The value of the ACCA network is not wasted on Sajindu Perera ACCA, deputy general manager at MAS Holdings in Sri Lanka. She believes in the importance of bringing together those at the start of their professional career with members with more experience.

‘We need to promote young talent but recognise the diversity of age,’ she says. ‘The Millennial generation and Generation Z may be more vocal, but we need to ensure that experience isn’t lost, so we need to build connections between all parts of the generational spectrum.’
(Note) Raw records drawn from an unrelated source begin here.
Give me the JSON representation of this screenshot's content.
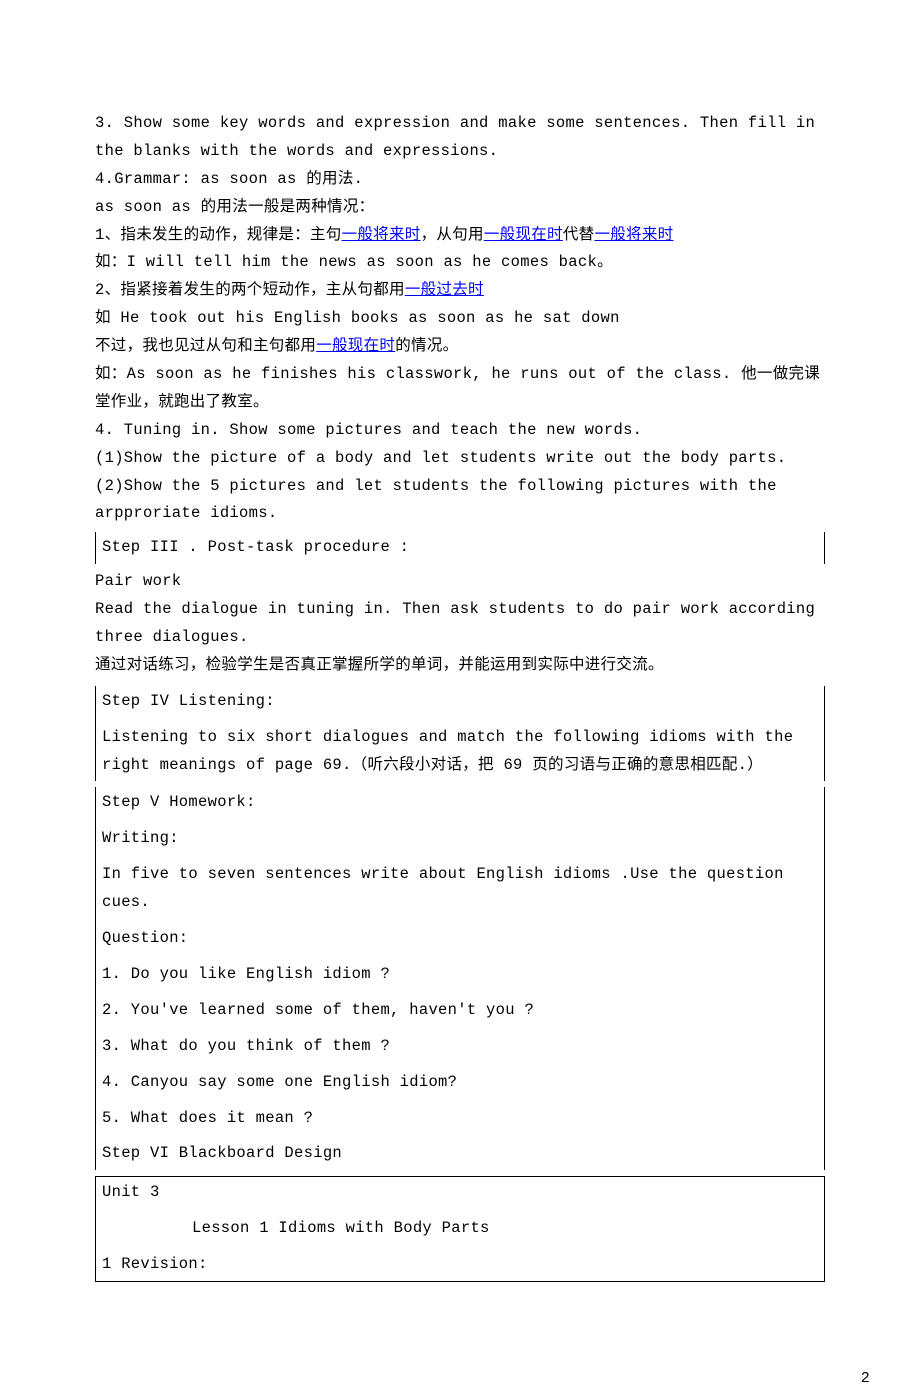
{
  "p3": "3. Show some key words and expression and make some sentences. Then fill in the blanks with the words and expressions.",
  "p4": "4.Grammar: as soon as 的用法.",
  "p5": "as soon as 的用法一般是两种情况：",
  "p6a": "1、指未发生的动作，规律是：主句",
  "p6b": "一般将来时",
  "p6c": "，从句用",
  "p6d": "一般现在时",
  "p6e": "代替",
  "p6f": "一般将来时",
  "p7": "如：I will tell him the news as soon as he comes back。",
  "p8a": "2、指紧接着发生的两个短动作，主从句都用",
  "p8b": "一般过去时",
  "p9": "如 He took out his English books as soon as he sat down",
  "p10a": "不过，我也见过从句和主句都用",
  "p10b": "一般现在时",
  "p10c": "的情况。",
  "p11": "如：As soon as he finishes his classwork, he runs out of the class. 他一做完课堂作业，就跑出了教室。",
  "p12": "4. Tuning in. Show some pictures and teach the new words.",
  "p13": " (1)Show the picture of a body and let students write out the body parts.",
  "p14": "(2)Show the 5 pictures and let students the following pictures with the arpproriate idioms.",
  "step3": "Step III .  Post-task  procedure  :",
  "p15": "  Pair work",
  "p16": " Read the dialogue in tuning in. Then ask students to do pair work according three dialogues.",
  "p17": "通过对话练习，检验学生是否真正掌握所学的单词，并能运用到实际中进行交流。",
  "step4": "Step IV Listening:",
  "p18": " Listening to six short dialogues and match the following idioms with the right meanings of page 69.（听六段小对话，把 69 页的习语与正确的意思相匹配.）",
  "step5": "Step V Homework:",
  "p19": "Writing:",
  "p20": "  In five to seven sentences write about English idioms .Use the question cues.",
  "p21": "Question:",
  "q1": "1. Do you like English idiom ?",
  "q2": "2. You've learned some of them, haven't you ?",
  "q3": "3. What do you think of them ?",
  "q4": "4. Canyou say some one English idiom?",
  "q5": "5. What does it mean ?",
  "step6": "Step VI Blackboard Design",
  "bbox1": "Unit 3",
  "bbox2": "Lesson 1  Idioms with Body Parts",
  "bbox3": "1 Revision:",
  "pageNum": "2"
}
Perera is also proud of how ACCA has taken a lead on social and environmental matters. ‘We have been one step ahead,’ she says. ‘It was seven years ago when we were looking at “new” concepts such as sustainability.’

At the same time, she recognises how ACCA has helped her to develop softer skills and clear ethics. ‘I truly believe I have learnt this from ACCA,’ she says.


It is this forward thinking that inspires Alexander Njombe FCCA, managing partner at KPMG in Tanzania. ‘Today, we need accountants who are predictive analysts,’ he says. ‘The world is changing and accountants need to look to the future.’

However, he recognises how the aftermath of the pandemic is shaping the accountants of the future. ‘It has not been easy for junior staff,’ he says. ‘We are a training ground, but our students’ education has been interrupted. The human resources and talent space is somewhat different than before the pandemic. We are now looking for people who can work independently, and emotional intelligence is becoming key.’

‘Our member network panel draws on professionals from different sectors so we have the opportunity to share best practice and experience’

Njombe has also been an advocate for ACCA in his dealings with national regulators. ‘We are looking at areas where we can collaborate and help transform the profession,’ he says. ‘For instance, our member network panel draws on professionals from different sectors so we have the opportunity to share best practice and experience.’

And this is what sums up advocacy. It is this sense of sharing and giving back – at an individual, corporate, national and international level – that drove the award winners to become, and continue to be, advocates for ACCA and the wider profession.

More information

Find out how to get involved in advocacy